Schlueter called gifts to institutions of higher education one of the “pillars” of Koch’s influence, along with campaign contributions and think tank funding.

Kayla Lawlor, MCAS ’20, explained that several of her professors in the political science department have defended the vision statement by saying that political science faculty will resist encroachment on their academic freedom.

“I say to my professors, ‘This isn’t a matter of having confidence in your colleagues’ academic integrity,’” Lawlor said. “That the money was actually sought out is what is truly at issue.”

Kate Meyers, a student who attended the protest and MCAS ’20, said in an interview with The Heights that accepting the funding would result in the University giving up on academic freedom.

“The fact that as an institution, I can’t have a free … learning environment, especially as an environmental studies major, that’s just so against everything that I believe in,” Meyers said. “I’m graduating, I’m getting my diploma, but the people after me, the education that they’re going to get here is going to be tainted, so it feels like a deep infiltration.”
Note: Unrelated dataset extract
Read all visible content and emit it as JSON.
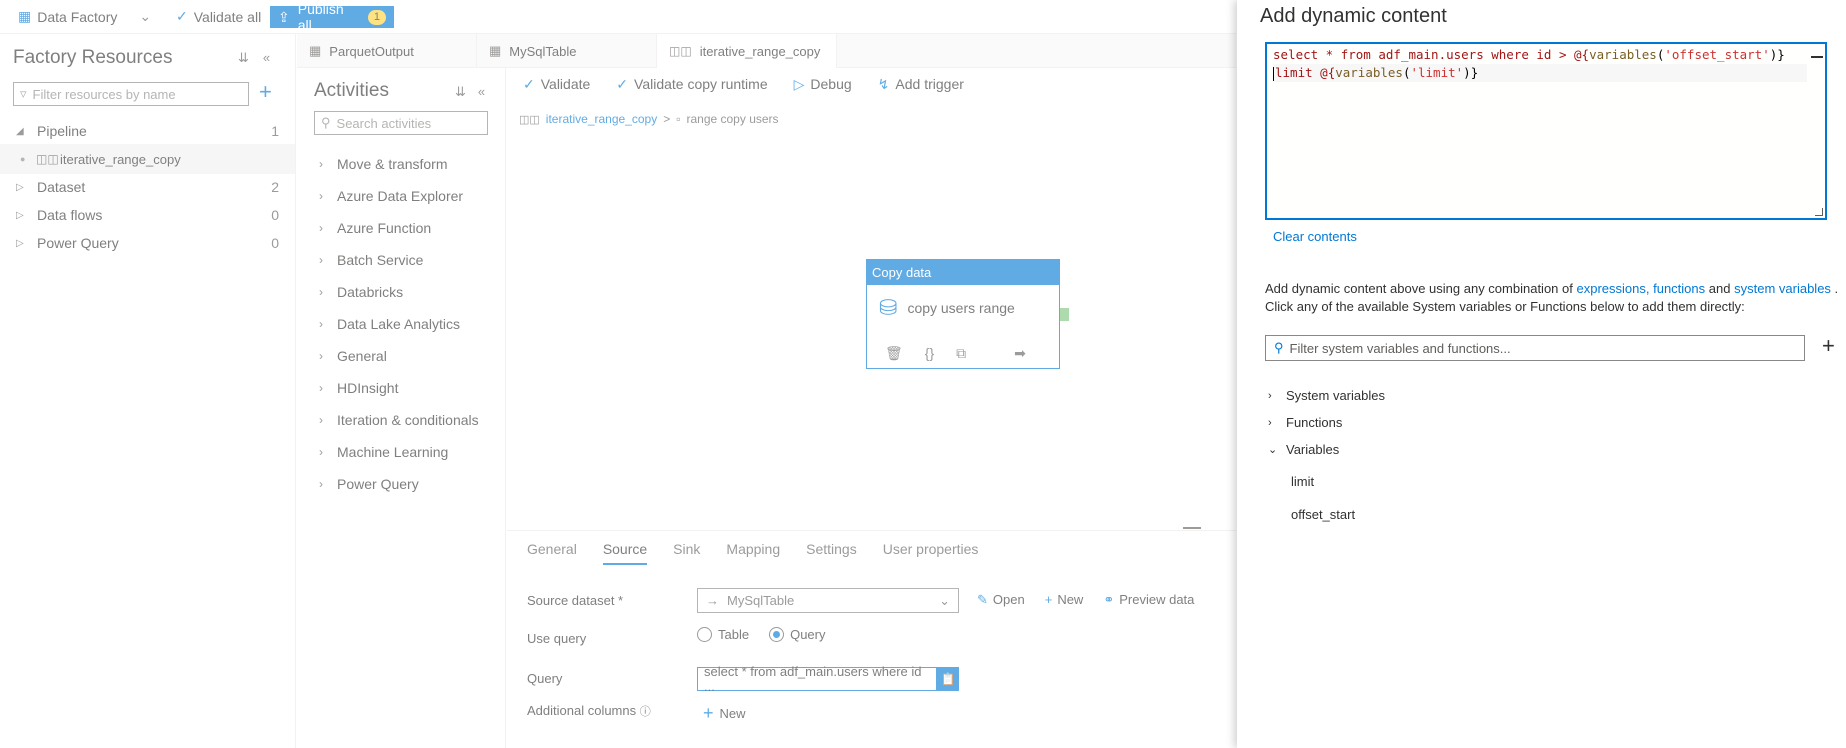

Other students showed more concern with the principle behind accepting the funding, rather than the potential effects.

“It’s definitely a bad moral principle for BC to be accepting money from people who have funded so much climate denial and other anti-environmental causes,” Asa Ackerly, MCAS ’22, said. “I’m confident enough in BC’s academic standards [versus] what happened at other colleges so I feel like I’m not actually that worried about that.”

Lawlor also condemned the University for opposing divestment, which she noted was a market-based solution.

“Boston College does not exist in a vacuum,” she said. “The pursuit of knowledge only means something if it’s directed towards the common good—and not just the common good for BC, but the common good.”

Audrey Kang, MCAS ’22 and a member of CJBC who organized the protest, compared the University’s approach to climate justice to procrastination on an assignment, but she said that it seems BC has even gone beyond inaction.

“BC’s action in taking the Koch Foundation money goes beyond just playing into the inactivity surrounded by climate change issues,” she said. “It actively works against it to silence the truth and misinform the public.”

Featured Image by Jack Miller / Heights Editor

November 15, 2019